I don’t really work for too long at once. I need a lot of space to reflect on the work, since it feels like it’s autonomous and I have to chase behind it. I need quite a bit of time to look, remember what it looks like, and think before making any new moves. I split my time between painting, reading, writing, collaging, and drawing. And during my two weeks at Vermont Studio Center, I spent quite a bit of my time in the wood shop working on making shaped wooden panels for painting supports.
Workin in progress
Workin in progress
Given our current cultural climate, the importance of artists is undeniable, we need them now more than ever. Do you find the social responsibility intimidating at all or does this help fuel your work?
The current political and cultural climate is a big push for me when I’m making work. My cultural and gender identity have been so heavily politicized—I am glad I can provide a non-exoticized, non-othered view of the questions and memories I have about being an immigrant and queer woman of color. I look most often, I would say, to the works of women painters of color—Jennifer Packer, Candida Alvarez, Brook Hsu, Xinyi Cheng, to name a few.
The tactility, that urge to touch something, felt like a new territory from the standard rectilinear form I’ve always worked within
Angela Ziqi Zhang
What are some of the challenges you have experienced in your practice?
It is really hard for me to believe in myself, especially as someone who only started making work in school. It feels like everyone has imposter syndrome through. Recently I’ve just been trying to keep going, trust my gut, push myself. Because sometimes I look back on my work and get it, and that feels really rewarding!
Moon Represents My Heart 06, 2018, oil on canvas, 24 x 30 in
What is one art related book and non-art related book that you recommend other artists read?
I most recently read A Bestiary by Lily Hoang, which is heart-wrenching and so wonderfully written. I’m reading Looking at the Overlooked, a great set of essays on the history and implications of still life painting, by Norman Bryson. And I’m also plodding along through Ninth Street Women by Mary Gabriel, which is so fun it almost feels like watching reality TV.
Where do you go to discover new artists?
I’m lucky to live in New York where I can see so many different gallery and museum exhibitions. I use the internet a lot to keep up with what shows are going on and finding artists I like from there. It’s great to meet artists through friends as well—the work of people who are early-career or young like me interests me the most.

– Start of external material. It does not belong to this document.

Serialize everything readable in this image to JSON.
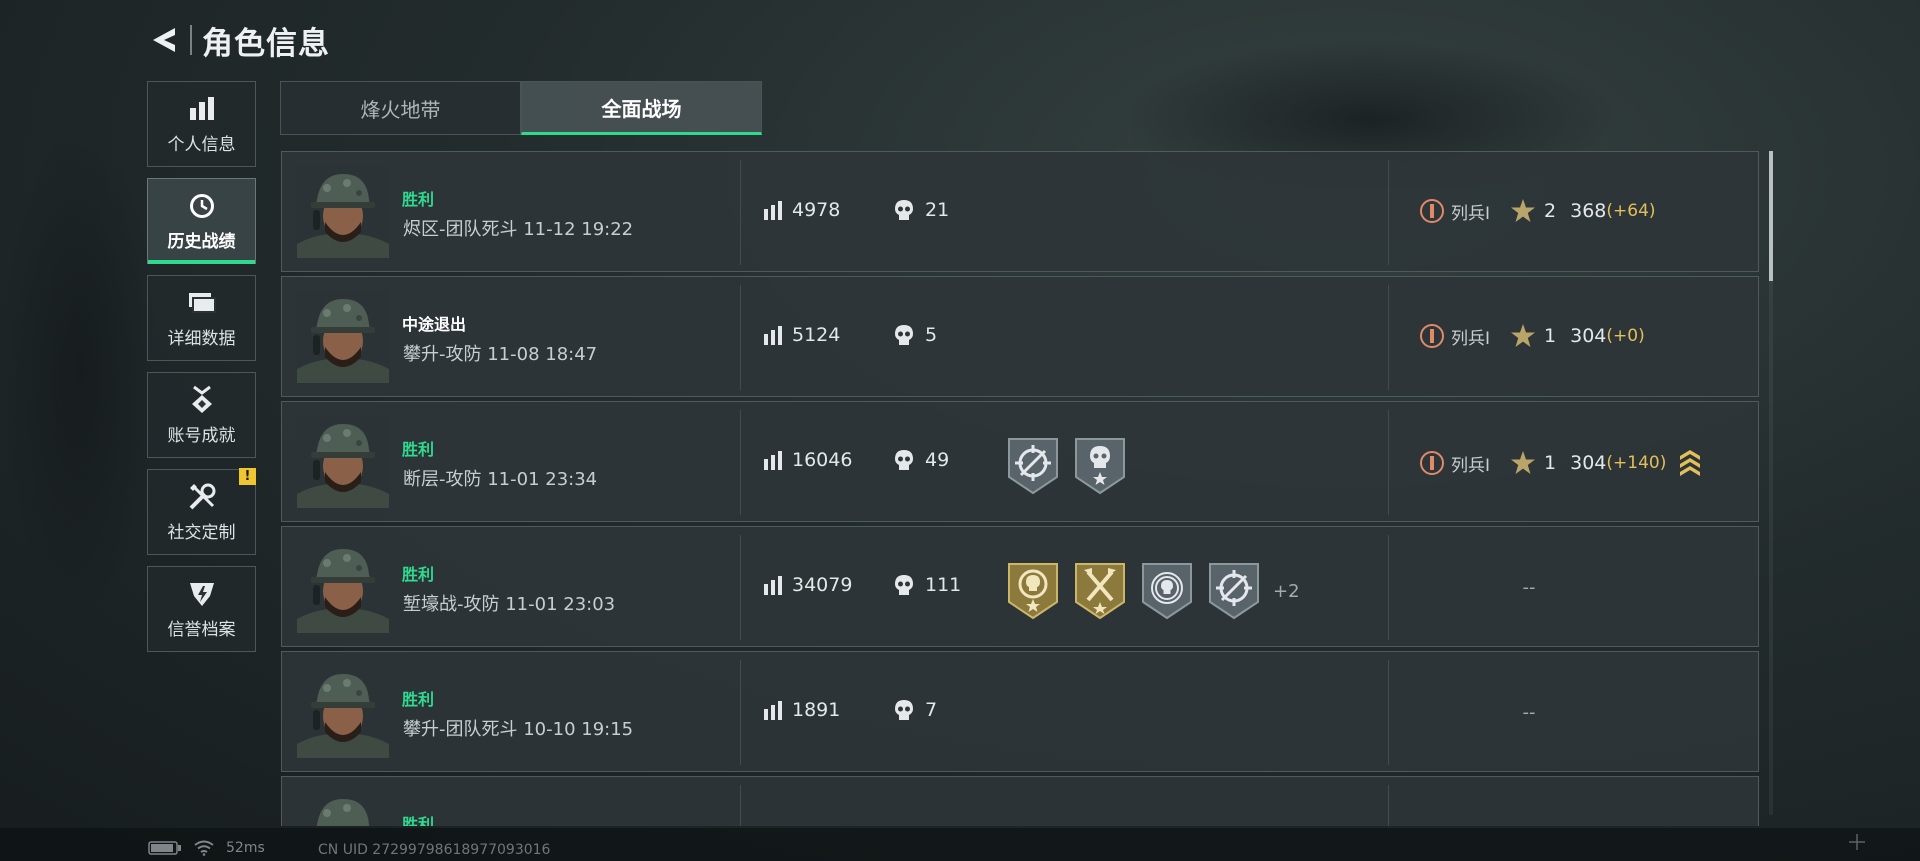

Moon Represents My Heart 05, 2018, oil on canvas, 30 x 24 in
How did you get your first exhibition?
I haven’t been in many exhibitions, but the first one I was ever in – I organized! My best friend Cathryn Jijón, who’s in Ecuador researching the contemporary art landscape there, and I co-curated and put on an exhibition of a few of our friends’ work in my then-empty apartment. We were thinking about the parallels between domestic and psychological interiority, a theme that is constant in my own practice.
What methods do you find most productive in promoting your work?
Making friends 🙂
What advice would you give to your younger self? How about to other artists? Are there lessons you have learned through your commitment to your practice which you think might be of value to others?
Actually, I think she did okay!
Angela Ziqi Zhang is an artist based in Ridgewood, New York. She was recently shortlisted for The Hopper Prize. To learn more about the artist: